Washington, D.C. – U.S. Senator Kirsten Gillibrand today wrote to the National Park Service urging for the New York State Barge Canal to be designated as a National Historic Landmark. The NYS Barge Canal extends through Albany, Syracuse, Rochester and Buffalo and includes the Erie Canal, the Oswego Canal, the Cayuga-Seneca Canal, and the Champlain Canal, stretching 525 miles across New York State. This designation would provide additional economic development and tourism promotion opportunities.
“The New York State Barge Canal shaped the course of settlement in the Northeast, Midwest, and Great Plains, and established New York City as the nation’s premiere seaport and commercial center,” said Senator Gillibrand. “For over a century, New York’s canal system has played an influential role in the economy and development of the region and our country. This designation would be another national highlight of New York’s rich history and strengthens our commitment to preserving our landmarks.”

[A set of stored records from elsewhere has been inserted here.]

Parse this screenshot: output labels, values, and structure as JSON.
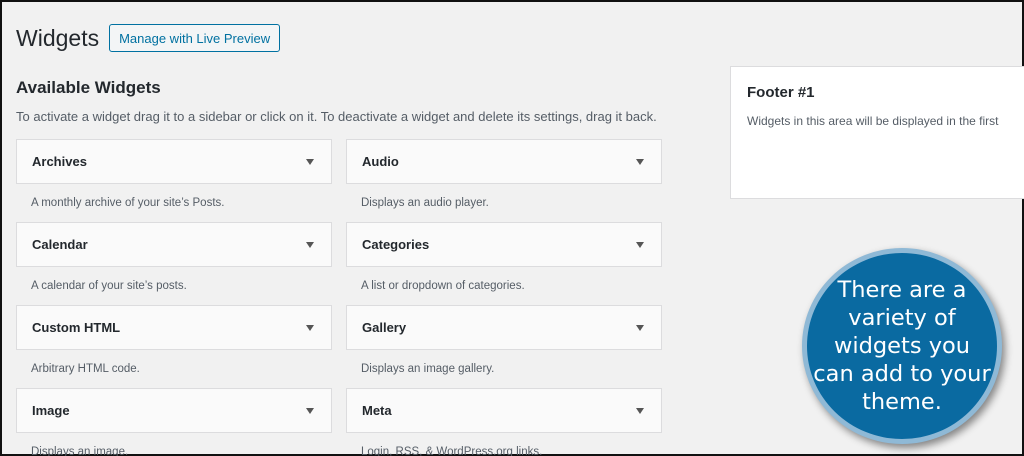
{
  "header": {
    "title": "Widgets",
    "preview_button": "Manage with Live Preview"
  },
  "available": {
    "title": "Available Widgets",
    "description": "To activate a widget drag it to a sidebar or click on it. To deactivate a widget and delete its settings, drag it back."
  },
  "widgets": [
    {
      "name": "Archives",
      "description": "A monthly archive of your site’s Posts."
    },
    {
      "name": "Audio",
      "description": "Displays an audio player."
    },
    {
      "name": "Calendar",
      "description": "A calendar of your site’s posts."
    },
    {
      "name": "Categories",
      "description": "A list or dropdown of categories."
    },
    {
      "name": "Custom HTML",
      "description": "Arbitrary HTML code."
    },
    {
      "name": "Gallery",
      "description": "Displays an image gallery."
    },
    {
      "name": "Image",
      "description": "Displays an image."
    },
    {
      "name": "Meta",
      "description": "Login, RSS, & WordPress.org links."
    }
  ],
  "sidebar": {
    "title": "Footer #1",
    "description": "Widgets in this area will be displayed in the first"
  },
  "callout": {
    "text": "There are a variety of widgets you can add to your theme."
  },
  "icons": {
    "widget_toggle": "chevron-down-icon"
  },
  "colors": {
    "accent": "#0071a1",
    "callout_bg": "#0a6aa1"
  }
}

Gillibrand, in her letter to the National Park Service, highlighted that during the 1850s the canal carried 33,000 shipments and by 1882, carried over $120 million dollars in cargo. Today, the canal is used for recreational purposes, contributing to New York’s tourism economy.
The full text of Senator Gillibrand’s letter to the National Park Service Director is included below.
Mr. Jonathan B. Jarvis
National Park Service
1849 C Street NW
Washington, DC 20240
Dear Director Jarvis,
I write in support of the nomination of the New York State (NYS) Barge Canal to be designated as a National Historic Landmark (NHL). Listing as a National Historic Landmark would be a logical step in appropriately honoring the nationally-significant role that New York’s canal system has played in our country. Furthermore, NHL designation would be timely and appropriate, helping to raise the waterway’s stature and creating additional economic development and tourism promotion opportunities.
The NYS Barge Canal system is composed of the Erie Canal, the Oswego Canal, the Cayuga-Seneca Canal, and the Champlain Canal, and stretches 525 miles through New York State. New York State’s Erie Canal has been in continuous operation since 1825 and has played a pivotal role in the growth and development of not only New York State but the country. It facilitated and shaped the course of settlement in the Northeast, Midwest and Great Plains, and established New York City as the nation’s premiere seaport and commercial center. The Erie Canal alone originally stretched 363 miles from Albany, New York to Buffalo, New York. During its peak in 1855, the canal system carried 33,000 shipments and by 1882 the canal had carried over $120 million dollars in cargo. Today the canal is used almost entirely for recreation, open for walking, jogging, biking and cross-country skiing, contributing to New York and the nation’s tourism economy.
As we approach the Barge Canal’s Centennial year in 2018, as well as the observance of the Erie Canal’s Bicentennial period between 2017 and 2025, NHL designation would help attract national and international attention during this important period of reflection and celebration. Further, through the efforts of the NYS Canal Corporation and the Erie Canalway National Heritage Corridor, the World Canals Conference will be held in Syracuse in September 2017. This international event provides another opportunity to celebrate and promote the national significance of New York State’s Barge Canal system, which is about to embark on its 192nd year of continuous operation.
I ask that you please give the New York State Barge Canal’s application your full consideration.
United States Senator